These efforts seem to be helping penny auction sites retain shoppers. “Despite the criticism that these sites receive – some fair and some unfair – they still remain relatively popular. This popularity results from clever advertising, the thrill of winning an item for cheap, and the more recent addition of a Buy it Now option (some sites have added this feature to make the bidding ‘risk-free’),” says Josh Waldron, author of the book Penny Wise: The Complete Guide to Saving Money with Online Penny Auctions and founder of the website

Waldron also notes that the continued success of penny auction sites can be partially attributed to their users’ own level of luck, skill and practicality. “Users who win auctions early in their bidding career become hooked on the concept. Users who lose their first auction attempts often write off the sites as scams. Penny auctions sites can be addicting for users who learn the strategies it takes to be successful,” says Waldron.

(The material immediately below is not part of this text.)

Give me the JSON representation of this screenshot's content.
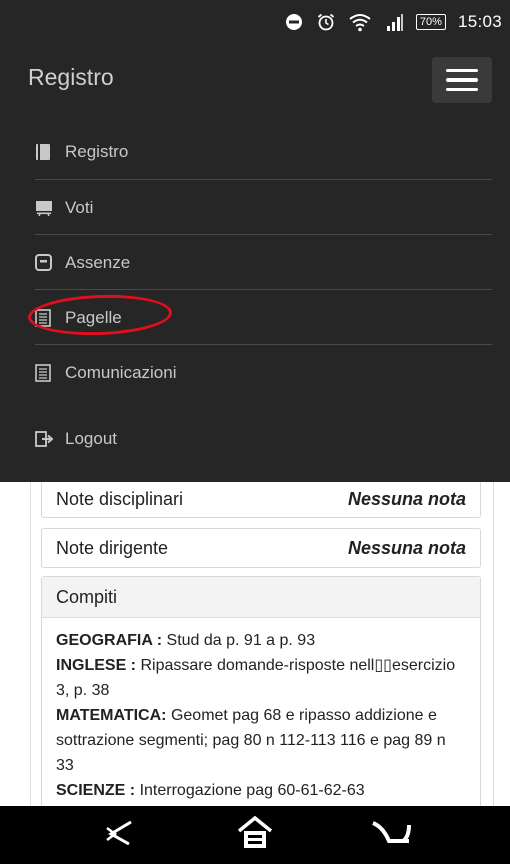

Penny auction site improvements, however, are not full solutions for shoppers. While having the option to buy at the standard rate while recouping lost bid money seems like a fair resolution, not all companies list the lowest possible “retail” prices for items, making buying at full price on these sites not the most cost-effective option.

Consumer Reports found that Amazon often had much better deals on items that were offered on auction sites, citing that a television offered at a full retail price of $1,763.52 on QuiBids was found on Amazon for $1,179, with free shipping to boot.

Avoiding Getting Burned

The Better Business Bureau named penny auction sites their Top Sales Scam of 2011, and recommended that the best defense against getting hosed is to be informed. The agency suggested reading up on how individual sites work, as not all have the same policies.

Another noted strategy is one recommended for many casino-goers: set limits on how much you are willing to spend and force yourself to walk away after reaching that cap.

The FTC encourages consumers to only use sites that have established reputations for being forthright about all costs, and that offer secure payment options and actual phone support.

Perhaps the best defense, however, is to avoid penny auction sites altogether and look for other ways to save money online. Daily deal sites provide deep discounts on limited time offers, with Groupon Goods, Living Social and AmazonLocal offering up to half off hot items and services. While many of these deal services require participants to register online, almost all are free to use.

Ina Steiner, an analyst at EcommerceBytes, suggests other auction websites for the bidding addicted. “Proxibid and LiveAuctioneers have real, licensed auctioneers overseeing the bidding,” says Steiner. “The experience offers the closest feeling of attending a real-life auction that you’ll find online. Bidders only pay a fee, called a buyer’s premium, if they win an auction,” states Steiner.

Another study from Consumer Reports suggests using price comparison search engines to find the cheapest going rate for your desired goods. The report found to be one the best comparison tools, as it not only found the most items at the lowest price, but also calculated shipping and sales tax and offered email price alerts when lower prices appeared.

Consider making the most of your credit card rewards or using cash back websites to score deep discounts too. Check out NerdWallet’s introduction to rewards malls if you’re unsure of what we’re talking about, and once you’re ready to shop head over to our discounts tool to compare rates at your favorite programs.

Stacking rewards mall bonuses with some of the regular characters – sitewide sales, category discounts, or promotions like free shipping – can save you quite a bit of cash. While these tactics may not satisfy the rush of placing the winning bid on an ultra-discounted item, they will almost always end up saving users more money on a regular basis, without risk of losing any in the process.

Original image from Shutterstock.